Information shown:
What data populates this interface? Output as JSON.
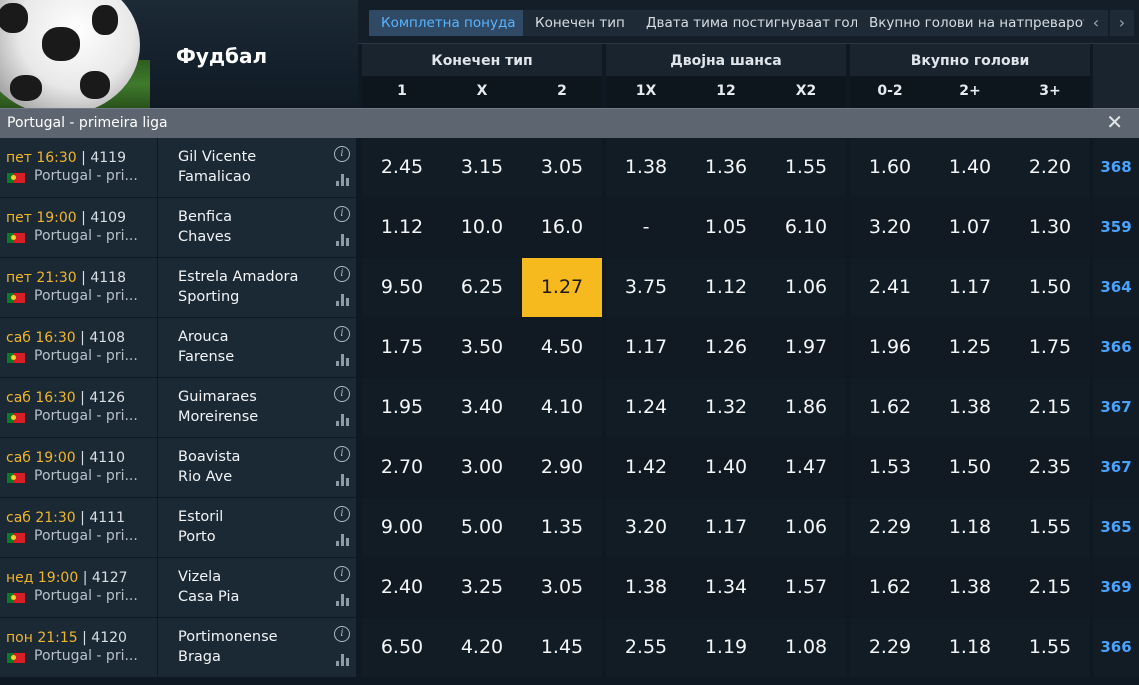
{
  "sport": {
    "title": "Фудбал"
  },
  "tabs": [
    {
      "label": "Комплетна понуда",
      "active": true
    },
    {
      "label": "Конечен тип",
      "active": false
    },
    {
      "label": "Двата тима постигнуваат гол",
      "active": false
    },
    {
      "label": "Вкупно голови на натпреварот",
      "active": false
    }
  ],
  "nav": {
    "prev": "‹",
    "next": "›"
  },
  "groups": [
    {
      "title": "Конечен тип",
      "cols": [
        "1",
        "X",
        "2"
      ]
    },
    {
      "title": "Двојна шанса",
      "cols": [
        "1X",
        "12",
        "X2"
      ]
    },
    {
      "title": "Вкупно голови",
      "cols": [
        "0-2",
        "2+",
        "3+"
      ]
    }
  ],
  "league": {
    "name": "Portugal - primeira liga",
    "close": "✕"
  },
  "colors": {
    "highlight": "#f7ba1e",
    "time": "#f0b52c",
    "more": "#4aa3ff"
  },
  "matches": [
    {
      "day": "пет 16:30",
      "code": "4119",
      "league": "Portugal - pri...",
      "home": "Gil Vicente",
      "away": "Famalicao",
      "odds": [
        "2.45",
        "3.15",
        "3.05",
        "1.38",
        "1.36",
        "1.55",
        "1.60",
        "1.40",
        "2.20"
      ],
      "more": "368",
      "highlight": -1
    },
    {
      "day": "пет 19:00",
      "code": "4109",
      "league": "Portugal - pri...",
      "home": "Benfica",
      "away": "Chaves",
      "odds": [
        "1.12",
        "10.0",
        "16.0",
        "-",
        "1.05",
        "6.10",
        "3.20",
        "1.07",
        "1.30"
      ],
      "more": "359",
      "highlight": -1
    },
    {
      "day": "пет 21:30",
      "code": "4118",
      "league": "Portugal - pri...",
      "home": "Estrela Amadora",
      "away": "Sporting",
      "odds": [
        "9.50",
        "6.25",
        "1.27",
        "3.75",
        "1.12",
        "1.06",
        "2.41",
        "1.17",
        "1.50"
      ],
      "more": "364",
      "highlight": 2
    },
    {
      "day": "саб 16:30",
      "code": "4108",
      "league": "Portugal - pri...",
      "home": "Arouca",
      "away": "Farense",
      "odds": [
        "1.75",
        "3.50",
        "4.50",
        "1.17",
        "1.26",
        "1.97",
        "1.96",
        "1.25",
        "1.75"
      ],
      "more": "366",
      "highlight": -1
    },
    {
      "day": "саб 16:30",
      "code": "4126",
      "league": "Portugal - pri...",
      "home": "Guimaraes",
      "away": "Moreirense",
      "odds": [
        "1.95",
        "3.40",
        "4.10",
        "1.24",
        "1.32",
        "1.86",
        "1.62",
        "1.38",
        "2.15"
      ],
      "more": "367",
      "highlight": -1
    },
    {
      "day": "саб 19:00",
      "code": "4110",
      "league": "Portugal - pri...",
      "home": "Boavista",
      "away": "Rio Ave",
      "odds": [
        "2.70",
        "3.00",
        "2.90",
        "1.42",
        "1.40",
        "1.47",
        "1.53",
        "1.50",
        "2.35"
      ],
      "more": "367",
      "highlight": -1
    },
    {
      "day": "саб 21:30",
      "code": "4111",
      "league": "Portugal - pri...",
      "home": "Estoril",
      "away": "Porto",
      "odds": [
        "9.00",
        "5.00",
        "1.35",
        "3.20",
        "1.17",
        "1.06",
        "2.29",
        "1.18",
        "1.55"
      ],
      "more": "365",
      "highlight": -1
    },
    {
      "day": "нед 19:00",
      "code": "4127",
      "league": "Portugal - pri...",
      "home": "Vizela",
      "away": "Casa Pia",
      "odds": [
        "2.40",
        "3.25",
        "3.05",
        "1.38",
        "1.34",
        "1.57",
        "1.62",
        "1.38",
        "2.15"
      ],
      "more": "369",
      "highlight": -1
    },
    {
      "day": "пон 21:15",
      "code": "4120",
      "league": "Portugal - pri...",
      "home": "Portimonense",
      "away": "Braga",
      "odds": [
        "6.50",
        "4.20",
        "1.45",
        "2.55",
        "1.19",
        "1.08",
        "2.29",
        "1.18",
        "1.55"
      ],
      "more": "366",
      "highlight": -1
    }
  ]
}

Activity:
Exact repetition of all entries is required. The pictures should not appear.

Answer to this task:
What data populates this interface? Output as JSON.
{
  "sport": {
    "title": "Фудбал"
  },
  "tabs": [
    {
      "label": "Комплетна понуда",
      "active": true
    },
    {
      "label": "Конечен тип",
      "active": false
    },
    {
      "label": "Двата тима постигнуваат гол",
      "active": false
    },
    {
      "label": "Вкупно голови на натпреварот",
      "active": false
    }
  ],
  "nav": {
    "prev": "‹",
    "next": "›"
  },
  "groups": [
    {
      "title": "Конечен тип",
      "cols": [
        "1",
        "X",
        "2"
      ]
    },
    {
      "title": "Двојна шанса",
      "cols": [
        "1X",
        "12",
        "X2"
      ]
    },
    {
      "title": "Вкупно голови",
      "cols": [
        "0-2",
        "2+",
        "3+"
      ]
    }
  ],
  "league": {
    "name": "Portugal - primeira liga",
    "close": "✕"
  },
  "colors": {
    "highlight": "#f7ba1e",
    "time": "#f0b52c",
    "more": "#4aa3ff"
  },
  "matches": [
    {
      "day": "пет 16:30",
      "code": "4119",
      "league": "Portugal - pri...",
      "home": "Gil Vicente",
      "away": "Famalicao",
      "odds": [
        "2.45",
        "3.15",
        "3.05",
        "1.38",
        "1.36",
        "1.55",
        "1.60",
        "1.40",
        "2.20"
      ],
      "more": "368",
      "highlight": -1
    },
    {
      "day": "пет 19:00",
      "code": "4109",
      "league": "Portugal - pri...",
      "home": "Benfica",
      "away": "Chaves",
      "odds": [
        "1.12",
        "10.0",
        "16.0",
        "-",
        "1.05",
        "6.10",
        "3.20",
        "1.07",
        "1.30"
      ],
      "more": "359",
      "highlight": -1
    },
    {
      "day": "пет 21:30",
      "code": "4118",
      "league": "Portugal - pri...",
      "home": "Estrela Amadora",
      "away": "Sporting",
      "odds": [
        "9.50",
        "6.25",
        "1.27",
        "3.75",
        "1.12",
        "1.06",
        "2.41",
        "1.17",
        "1.50"
      ],
      "more": "364",
      "highlight": 2
    },
    {
      "day": "саб 16:30",
      "code": "4108",
      "league": "Portugal - pri...",
      "home": "Arouca",
      "away": "Farense",
      "odds": [
        "1.75",
        "3.50",
        "4.50",
        "1.17",
        "1.26",
        "1.97",
        "1.96",
        "1.25",
        "1.75"
      ],
      "more": "366",
      "highlight": -1
    },
    {
      "day": "саб 16:30",
      "code": "4126",
      "league": "Portugal - pri...",
      "home": "Guimaraes",
      "away": "Moreirense",
      "odds": [
        "1.95",
        "3.40",
        "4.10",
        "1.24",
        "1.32",
        "1.86",
        "1.62",
        "1.38",
        "2.15"
      ],
      "more": "367",
      "highlight": -1
    },
    {
      "day": "саб 19:00",
      "code": "4110",
      "league": "Portugal - pri...",
      "home": "Boavista",
      "away": "Rio Ave",
      "odds": [
        "2.70",
        "3.00",
        "2.90",
        "1.42",
        "1.40",
        "1.47",
        "1.53",
        "1.50",
        "2.35"
      ],
      "more": "367",
      "highlight": -1
    },
    {
      "day": "саб 21:30",
      "code": "4111",
      "league": "Portugal - pri...",
      "home": "Estoril",
      "away": "Porto",
      "odds": [
        "9.00",
        "5.00",
        "1.35",
        "3.20",
        "1.17",
        "1.06",
        "2.29",
        "1.18",
        "1.55"
      ],
      "more": "365",
      "highlight": -1
    },
    {
      "day": "нед 19:00",
      "code": "4127",
      "league": "Portugal - pri...",
      "home": "Vizela",
      "away": "Casa Pia",
      "odds": [
        "2.40",
        "3.25",
        "3.05",
        "1.38",
        "1.34",
        "1.57",
        "1.62",
        "1.38",
        "2.15"
      ],
      "more": "369",
      "highlight": -1
    },
    {
      "day": "пон 21:15",
      "code": "4120",
      "league": "Portugal - pri...",
      "home": "Portimonense",
      "away": "Braga",
      "odds": [
        "6.50",
        "4.20",
        "1.45",
        "2.55",
        "1.19",
        "1.08",
        "2.29",
        "1.18",
        "1.55"
      ],
      "more": "366",
      "highlight": -1
    }
  ]
}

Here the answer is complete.